During one such performance, in a train station in England, Elliott caught the eye of an adolescent Mick Jagger, who was watching from across the tracks. Some 20 years later, Jagger ran into Elliott in a hotel and explained that he bought his first guitar after seeing him that day.

When Elliott returned to America, he enjoyed his greatest success. The '60s Greenwich Village folk scene was in full bloom. During his time abroad, Elliott's reputation had grown legendary. Those in the local music scene, the film explains, gave the singer a hero's welcome. Fans clamored to get into his shows, which received rave reviews. A short time later, Elliott met Dylan while both were visiting a dying Guthrie in the hospital. Dylan and Elliott quickly became friends, performing and touring together.

"[Elliott] definitely was the link between Guthrie and what we're playing now," says singer/songwriter Joe Ely, whose "Me And Billy The Kid" Elliott covered on '98's "Friends Of Mine." "He was definitely that catalyst. Without him, there would be a vastly different music scene."

In 1998 President Clinton recognized Elliott for that influence by presenting him with a National Medal Of Arts, calling him an American treasure. The film shows Elliott standing with President Clinton and a fellow honoree, actor Gregory Peck.

Aiyana says part of the reason she made the film, which is to be released on video this spring, was to get her father more recognition and to make his life a little easier. "I've seen how difficult it is, and I'm just really happy that he's still out there doing it. I feel like we're a little bit out of touch with the free spirit he exemplifies."
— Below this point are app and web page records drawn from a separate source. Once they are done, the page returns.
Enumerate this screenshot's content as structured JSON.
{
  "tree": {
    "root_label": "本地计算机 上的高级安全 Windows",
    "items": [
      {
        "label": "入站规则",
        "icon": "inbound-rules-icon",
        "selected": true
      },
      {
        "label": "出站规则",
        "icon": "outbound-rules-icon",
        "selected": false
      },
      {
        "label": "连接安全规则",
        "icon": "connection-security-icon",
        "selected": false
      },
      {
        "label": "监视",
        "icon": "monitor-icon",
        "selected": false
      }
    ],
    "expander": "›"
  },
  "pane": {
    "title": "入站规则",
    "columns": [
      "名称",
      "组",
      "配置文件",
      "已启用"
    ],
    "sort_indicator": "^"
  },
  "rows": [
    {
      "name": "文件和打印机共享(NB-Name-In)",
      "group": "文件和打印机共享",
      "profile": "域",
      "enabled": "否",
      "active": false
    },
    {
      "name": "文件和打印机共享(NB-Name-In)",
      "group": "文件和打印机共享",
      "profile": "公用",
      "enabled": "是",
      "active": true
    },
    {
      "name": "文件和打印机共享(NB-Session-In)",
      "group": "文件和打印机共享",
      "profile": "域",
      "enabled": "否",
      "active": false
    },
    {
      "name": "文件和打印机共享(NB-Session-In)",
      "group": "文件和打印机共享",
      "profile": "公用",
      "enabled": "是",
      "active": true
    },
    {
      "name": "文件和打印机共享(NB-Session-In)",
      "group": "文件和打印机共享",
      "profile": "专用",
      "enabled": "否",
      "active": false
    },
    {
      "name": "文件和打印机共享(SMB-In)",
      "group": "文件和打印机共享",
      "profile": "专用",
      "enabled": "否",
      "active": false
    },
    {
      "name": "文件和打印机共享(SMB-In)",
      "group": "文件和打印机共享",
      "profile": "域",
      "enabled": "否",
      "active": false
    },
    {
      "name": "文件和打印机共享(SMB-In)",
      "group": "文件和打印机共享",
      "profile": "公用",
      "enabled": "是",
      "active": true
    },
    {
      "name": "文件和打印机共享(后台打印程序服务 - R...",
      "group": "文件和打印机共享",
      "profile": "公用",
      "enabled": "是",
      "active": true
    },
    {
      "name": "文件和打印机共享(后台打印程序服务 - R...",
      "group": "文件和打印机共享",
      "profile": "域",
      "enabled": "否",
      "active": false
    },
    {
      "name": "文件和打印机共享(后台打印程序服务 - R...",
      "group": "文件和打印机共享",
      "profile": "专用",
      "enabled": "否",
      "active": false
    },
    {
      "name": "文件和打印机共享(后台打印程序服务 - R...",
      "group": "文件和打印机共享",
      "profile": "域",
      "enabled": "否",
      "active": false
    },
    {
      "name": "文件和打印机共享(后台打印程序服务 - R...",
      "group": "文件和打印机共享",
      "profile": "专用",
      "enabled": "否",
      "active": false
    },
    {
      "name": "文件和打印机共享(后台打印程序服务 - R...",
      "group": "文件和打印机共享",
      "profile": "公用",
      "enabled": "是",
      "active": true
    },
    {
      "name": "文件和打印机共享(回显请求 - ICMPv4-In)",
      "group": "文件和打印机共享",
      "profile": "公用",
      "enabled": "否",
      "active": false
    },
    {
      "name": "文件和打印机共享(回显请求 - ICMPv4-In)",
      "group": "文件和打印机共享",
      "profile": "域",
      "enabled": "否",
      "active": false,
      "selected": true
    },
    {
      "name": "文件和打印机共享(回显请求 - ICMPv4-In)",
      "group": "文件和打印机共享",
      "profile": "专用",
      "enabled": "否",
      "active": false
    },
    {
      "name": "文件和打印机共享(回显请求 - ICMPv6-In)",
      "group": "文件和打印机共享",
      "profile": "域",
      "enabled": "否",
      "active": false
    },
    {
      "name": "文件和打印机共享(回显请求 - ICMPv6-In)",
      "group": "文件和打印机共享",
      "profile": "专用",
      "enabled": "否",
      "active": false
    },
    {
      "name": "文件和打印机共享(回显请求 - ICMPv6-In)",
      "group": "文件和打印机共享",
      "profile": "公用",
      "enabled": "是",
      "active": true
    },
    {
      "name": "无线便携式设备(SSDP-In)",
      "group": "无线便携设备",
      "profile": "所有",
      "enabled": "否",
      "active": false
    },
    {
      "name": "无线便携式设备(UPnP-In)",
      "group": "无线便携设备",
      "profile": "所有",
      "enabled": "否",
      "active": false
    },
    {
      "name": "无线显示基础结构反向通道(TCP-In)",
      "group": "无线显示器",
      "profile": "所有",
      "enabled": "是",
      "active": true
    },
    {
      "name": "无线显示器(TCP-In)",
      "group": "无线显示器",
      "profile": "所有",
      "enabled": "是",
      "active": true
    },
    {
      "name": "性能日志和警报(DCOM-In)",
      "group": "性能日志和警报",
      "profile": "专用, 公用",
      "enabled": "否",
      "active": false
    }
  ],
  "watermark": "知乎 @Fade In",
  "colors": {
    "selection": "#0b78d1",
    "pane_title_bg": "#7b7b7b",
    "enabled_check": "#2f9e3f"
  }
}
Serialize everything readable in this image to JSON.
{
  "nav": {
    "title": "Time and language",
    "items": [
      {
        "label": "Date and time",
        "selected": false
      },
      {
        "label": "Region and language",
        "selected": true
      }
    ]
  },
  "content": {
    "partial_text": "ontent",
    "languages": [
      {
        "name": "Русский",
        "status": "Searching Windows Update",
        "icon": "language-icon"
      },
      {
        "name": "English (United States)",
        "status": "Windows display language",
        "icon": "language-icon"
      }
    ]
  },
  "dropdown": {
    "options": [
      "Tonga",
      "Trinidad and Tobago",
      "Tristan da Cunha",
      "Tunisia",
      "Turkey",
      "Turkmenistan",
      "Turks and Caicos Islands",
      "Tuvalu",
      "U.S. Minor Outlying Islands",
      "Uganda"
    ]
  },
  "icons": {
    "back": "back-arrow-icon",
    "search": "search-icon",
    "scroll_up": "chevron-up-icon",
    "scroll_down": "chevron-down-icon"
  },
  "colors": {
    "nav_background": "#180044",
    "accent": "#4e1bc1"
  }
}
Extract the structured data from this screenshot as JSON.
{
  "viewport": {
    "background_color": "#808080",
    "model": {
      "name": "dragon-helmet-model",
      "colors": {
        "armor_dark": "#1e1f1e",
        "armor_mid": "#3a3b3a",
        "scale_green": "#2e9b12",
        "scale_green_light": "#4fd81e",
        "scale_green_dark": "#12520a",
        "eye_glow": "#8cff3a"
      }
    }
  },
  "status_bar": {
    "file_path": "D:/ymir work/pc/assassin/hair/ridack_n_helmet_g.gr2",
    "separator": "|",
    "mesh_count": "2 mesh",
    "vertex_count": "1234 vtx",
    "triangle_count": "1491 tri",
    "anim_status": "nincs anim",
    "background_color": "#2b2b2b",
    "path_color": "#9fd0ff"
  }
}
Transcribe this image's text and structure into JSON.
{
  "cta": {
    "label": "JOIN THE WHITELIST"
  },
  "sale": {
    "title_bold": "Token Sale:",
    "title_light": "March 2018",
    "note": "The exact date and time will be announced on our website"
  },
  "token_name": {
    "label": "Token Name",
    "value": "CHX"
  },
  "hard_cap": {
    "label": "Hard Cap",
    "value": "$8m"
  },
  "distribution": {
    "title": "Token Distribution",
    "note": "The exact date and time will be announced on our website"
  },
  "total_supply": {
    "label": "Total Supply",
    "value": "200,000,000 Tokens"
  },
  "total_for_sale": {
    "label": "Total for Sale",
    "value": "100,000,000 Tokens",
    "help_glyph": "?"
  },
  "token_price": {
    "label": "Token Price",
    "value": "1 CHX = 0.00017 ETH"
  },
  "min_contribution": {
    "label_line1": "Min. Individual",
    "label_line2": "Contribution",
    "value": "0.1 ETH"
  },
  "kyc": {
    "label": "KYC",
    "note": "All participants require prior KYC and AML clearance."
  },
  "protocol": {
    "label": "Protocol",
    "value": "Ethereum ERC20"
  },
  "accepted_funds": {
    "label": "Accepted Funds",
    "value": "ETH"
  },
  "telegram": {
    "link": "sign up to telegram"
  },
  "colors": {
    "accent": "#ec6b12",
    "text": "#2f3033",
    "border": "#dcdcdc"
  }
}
Elliott spent much of July and August promoting "Ballad," doing between five and nine interviews per day. Elliott's appearance on CBS' "The Early Show" was probably his first television appearance since his 1969 performance on "The Johnny Cash Show," Case says.

"Prior to the [1996 Grammy win], he hadn't been in the press at all. I really don't think anybody was even thinking about him," Case says. "The movie certainly focused some light on him and created some interest that wasn't there previously. And I think the film really tends to remind people of the impact he had on folk music initially and his enormous impact on Bob Dylan, which has been ignored. It's basically a documentary about a guy who was not really that well-known. But you can't go see that movie and not be curious about seeing him in person."

Elliott, who is working on material for a new album with Danny O'Keefe and Dave Alvin, says he's thinking about writing his autobiography. In the meantime, fans may absorb "Best Of The Vanguard Years," released Oct. 31.

He does harbor some regret about not sticking to the traditional path the music industry has laid out for artists -- release an album, tour to promote, release another, tour again. "I've been in the business," he says. "I'm just not motivated. I could have been a millionaire 10 times over. I guess I'm not doing it right. And it doesn't just happen accidentally or automatically-you gotta have some sort of plan, and as you saw in the movie, in my life, there's never been a plan."

Elliott feels as though he should capitalize on all this new interest in him, but he's not really feeling up to it. "I think it would be fun to be rich for a change and not have to travel, but I'm getting tired of working. And in order to capitalize, it involves working. And I'm a lazy guy," he says, grinning.

(article thankfully found by steve langdon.)